## DATA FOR ANALYSIS
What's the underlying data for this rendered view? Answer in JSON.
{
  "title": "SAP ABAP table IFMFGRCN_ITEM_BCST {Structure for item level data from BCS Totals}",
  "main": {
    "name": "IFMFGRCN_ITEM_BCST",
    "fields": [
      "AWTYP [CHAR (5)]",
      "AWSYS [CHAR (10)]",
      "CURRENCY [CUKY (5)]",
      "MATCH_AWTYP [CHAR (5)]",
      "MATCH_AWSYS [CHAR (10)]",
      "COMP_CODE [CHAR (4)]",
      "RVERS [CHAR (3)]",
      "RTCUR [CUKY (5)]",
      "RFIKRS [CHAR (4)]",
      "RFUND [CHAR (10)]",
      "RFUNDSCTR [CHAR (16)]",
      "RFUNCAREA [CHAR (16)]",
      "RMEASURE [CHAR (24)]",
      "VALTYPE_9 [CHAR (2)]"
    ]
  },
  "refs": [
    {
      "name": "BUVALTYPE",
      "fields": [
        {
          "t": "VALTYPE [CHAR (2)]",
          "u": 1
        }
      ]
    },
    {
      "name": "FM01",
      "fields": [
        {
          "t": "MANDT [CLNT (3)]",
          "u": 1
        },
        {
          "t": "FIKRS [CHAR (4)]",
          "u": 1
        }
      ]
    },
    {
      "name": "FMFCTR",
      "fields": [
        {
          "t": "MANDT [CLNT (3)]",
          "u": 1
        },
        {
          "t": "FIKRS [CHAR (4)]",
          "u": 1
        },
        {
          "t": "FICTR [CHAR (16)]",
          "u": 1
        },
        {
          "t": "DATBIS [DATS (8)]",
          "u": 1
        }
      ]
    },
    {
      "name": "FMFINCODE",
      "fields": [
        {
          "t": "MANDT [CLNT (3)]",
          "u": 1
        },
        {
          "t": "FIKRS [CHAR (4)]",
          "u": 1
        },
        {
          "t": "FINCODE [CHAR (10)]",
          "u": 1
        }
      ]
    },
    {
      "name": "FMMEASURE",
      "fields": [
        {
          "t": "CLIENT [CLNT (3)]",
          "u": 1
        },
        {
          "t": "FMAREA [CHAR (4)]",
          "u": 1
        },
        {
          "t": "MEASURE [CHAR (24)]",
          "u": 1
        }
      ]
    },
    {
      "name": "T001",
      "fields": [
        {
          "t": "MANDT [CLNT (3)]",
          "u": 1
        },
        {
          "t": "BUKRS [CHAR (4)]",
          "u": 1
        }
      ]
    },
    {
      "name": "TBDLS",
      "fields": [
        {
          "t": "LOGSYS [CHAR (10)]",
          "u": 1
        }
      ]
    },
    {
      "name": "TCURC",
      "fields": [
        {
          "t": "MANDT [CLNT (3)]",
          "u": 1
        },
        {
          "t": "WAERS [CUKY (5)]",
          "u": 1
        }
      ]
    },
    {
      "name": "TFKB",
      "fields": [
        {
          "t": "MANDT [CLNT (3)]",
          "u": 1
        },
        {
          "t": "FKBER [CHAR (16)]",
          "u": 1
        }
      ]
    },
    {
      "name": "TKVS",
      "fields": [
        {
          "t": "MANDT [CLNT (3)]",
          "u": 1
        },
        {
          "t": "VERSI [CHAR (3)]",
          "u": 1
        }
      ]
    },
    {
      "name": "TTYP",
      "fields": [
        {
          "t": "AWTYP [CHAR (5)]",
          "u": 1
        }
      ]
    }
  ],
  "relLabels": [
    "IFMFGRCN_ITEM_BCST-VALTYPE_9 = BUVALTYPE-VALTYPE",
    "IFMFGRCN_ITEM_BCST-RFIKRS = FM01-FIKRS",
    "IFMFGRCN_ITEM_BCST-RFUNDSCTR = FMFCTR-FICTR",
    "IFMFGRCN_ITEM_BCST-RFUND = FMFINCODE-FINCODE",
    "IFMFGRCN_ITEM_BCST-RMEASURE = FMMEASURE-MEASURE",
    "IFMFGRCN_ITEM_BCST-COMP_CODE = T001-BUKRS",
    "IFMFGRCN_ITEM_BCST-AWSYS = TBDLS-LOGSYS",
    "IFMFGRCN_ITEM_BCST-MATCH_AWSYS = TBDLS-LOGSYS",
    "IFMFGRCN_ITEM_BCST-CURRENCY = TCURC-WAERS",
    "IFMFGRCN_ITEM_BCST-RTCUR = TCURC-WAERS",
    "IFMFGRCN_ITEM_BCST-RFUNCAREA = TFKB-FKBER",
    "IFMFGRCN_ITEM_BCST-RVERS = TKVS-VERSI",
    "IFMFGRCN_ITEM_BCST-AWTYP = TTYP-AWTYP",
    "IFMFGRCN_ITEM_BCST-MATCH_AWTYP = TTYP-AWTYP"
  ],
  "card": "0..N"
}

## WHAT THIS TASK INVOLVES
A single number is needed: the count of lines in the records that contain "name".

## TASK SOLUTION
12